Using the entries that follow, establish how many lines contain the word "date" and give only that figure.

Data excerpts:
_ _ _ _ _
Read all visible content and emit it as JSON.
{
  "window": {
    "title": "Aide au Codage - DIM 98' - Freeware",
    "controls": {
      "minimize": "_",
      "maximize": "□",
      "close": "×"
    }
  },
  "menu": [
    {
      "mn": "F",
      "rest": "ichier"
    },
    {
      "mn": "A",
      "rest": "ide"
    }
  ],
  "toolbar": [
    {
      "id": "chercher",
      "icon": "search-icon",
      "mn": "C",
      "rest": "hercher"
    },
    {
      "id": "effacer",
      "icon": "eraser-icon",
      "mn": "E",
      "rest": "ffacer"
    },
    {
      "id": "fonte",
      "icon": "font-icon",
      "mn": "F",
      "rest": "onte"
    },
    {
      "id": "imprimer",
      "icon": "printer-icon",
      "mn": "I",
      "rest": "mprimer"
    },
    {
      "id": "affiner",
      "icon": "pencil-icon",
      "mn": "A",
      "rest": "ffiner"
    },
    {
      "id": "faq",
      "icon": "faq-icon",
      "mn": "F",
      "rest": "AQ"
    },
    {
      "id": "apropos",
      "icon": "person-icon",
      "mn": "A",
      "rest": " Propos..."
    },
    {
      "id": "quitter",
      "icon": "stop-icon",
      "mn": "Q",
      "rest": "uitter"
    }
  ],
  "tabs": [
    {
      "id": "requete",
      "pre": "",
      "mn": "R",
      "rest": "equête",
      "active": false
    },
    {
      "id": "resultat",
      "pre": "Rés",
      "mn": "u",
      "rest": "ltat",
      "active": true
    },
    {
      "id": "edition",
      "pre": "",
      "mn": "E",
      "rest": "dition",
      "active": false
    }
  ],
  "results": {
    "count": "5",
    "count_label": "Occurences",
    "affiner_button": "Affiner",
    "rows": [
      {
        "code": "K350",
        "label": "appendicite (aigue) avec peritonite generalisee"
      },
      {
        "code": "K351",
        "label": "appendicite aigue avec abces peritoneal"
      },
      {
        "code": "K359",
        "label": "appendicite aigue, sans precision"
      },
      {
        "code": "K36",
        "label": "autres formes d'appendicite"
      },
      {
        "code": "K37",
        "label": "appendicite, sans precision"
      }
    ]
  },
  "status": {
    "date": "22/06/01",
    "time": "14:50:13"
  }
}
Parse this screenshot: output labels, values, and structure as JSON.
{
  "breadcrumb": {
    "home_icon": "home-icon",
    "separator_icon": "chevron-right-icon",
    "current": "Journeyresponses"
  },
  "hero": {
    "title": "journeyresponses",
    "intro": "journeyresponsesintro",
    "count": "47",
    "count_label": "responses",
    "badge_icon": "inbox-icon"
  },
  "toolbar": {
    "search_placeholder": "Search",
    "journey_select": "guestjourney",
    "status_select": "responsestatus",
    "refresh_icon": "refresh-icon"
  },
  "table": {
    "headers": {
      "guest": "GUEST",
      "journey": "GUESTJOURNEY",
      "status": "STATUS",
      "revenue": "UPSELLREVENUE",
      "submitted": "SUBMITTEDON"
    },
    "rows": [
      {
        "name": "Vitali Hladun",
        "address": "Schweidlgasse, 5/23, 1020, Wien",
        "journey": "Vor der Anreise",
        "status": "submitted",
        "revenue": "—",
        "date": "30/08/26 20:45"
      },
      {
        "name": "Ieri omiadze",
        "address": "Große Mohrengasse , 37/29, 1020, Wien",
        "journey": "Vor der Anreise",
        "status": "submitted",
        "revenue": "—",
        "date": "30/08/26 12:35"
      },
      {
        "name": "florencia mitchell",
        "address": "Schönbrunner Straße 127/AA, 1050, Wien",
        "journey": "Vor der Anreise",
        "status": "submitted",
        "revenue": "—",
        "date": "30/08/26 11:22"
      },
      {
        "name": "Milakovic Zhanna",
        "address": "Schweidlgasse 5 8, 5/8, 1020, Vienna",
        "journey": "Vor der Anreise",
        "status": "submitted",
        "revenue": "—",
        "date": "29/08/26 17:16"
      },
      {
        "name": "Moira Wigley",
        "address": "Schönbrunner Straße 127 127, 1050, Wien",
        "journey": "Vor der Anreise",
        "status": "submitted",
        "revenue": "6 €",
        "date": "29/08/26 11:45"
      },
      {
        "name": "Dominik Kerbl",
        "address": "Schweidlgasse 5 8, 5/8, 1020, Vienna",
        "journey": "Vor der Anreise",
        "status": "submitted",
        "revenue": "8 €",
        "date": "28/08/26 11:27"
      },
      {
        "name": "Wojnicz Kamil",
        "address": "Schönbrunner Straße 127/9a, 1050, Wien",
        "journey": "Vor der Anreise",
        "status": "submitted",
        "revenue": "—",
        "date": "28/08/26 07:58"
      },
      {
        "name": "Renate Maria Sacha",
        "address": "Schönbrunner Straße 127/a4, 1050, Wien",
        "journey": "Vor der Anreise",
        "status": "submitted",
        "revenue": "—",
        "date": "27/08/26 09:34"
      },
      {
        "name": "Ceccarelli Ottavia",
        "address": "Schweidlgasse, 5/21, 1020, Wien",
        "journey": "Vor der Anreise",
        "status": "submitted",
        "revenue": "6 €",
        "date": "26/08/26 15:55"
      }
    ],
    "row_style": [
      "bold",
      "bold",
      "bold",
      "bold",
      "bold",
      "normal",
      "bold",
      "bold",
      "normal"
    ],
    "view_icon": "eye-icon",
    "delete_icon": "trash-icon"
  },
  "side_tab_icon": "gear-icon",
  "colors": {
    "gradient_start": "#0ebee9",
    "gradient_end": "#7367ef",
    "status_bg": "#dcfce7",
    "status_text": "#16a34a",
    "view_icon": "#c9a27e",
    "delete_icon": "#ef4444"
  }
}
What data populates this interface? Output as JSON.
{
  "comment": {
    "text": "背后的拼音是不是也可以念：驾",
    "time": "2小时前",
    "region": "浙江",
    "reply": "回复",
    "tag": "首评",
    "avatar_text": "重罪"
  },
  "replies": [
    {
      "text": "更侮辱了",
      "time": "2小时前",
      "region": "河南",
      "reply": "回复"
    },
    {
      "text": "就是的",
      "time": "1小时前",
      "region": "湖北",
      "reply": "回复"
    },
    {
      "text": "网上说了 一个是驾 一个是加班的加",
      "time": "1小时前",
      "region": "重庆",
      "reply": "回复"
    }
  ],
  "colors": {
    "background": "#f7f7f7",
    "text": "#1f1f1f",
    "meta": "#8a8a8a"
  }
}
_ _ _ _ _
RESPONSE BELOW: 10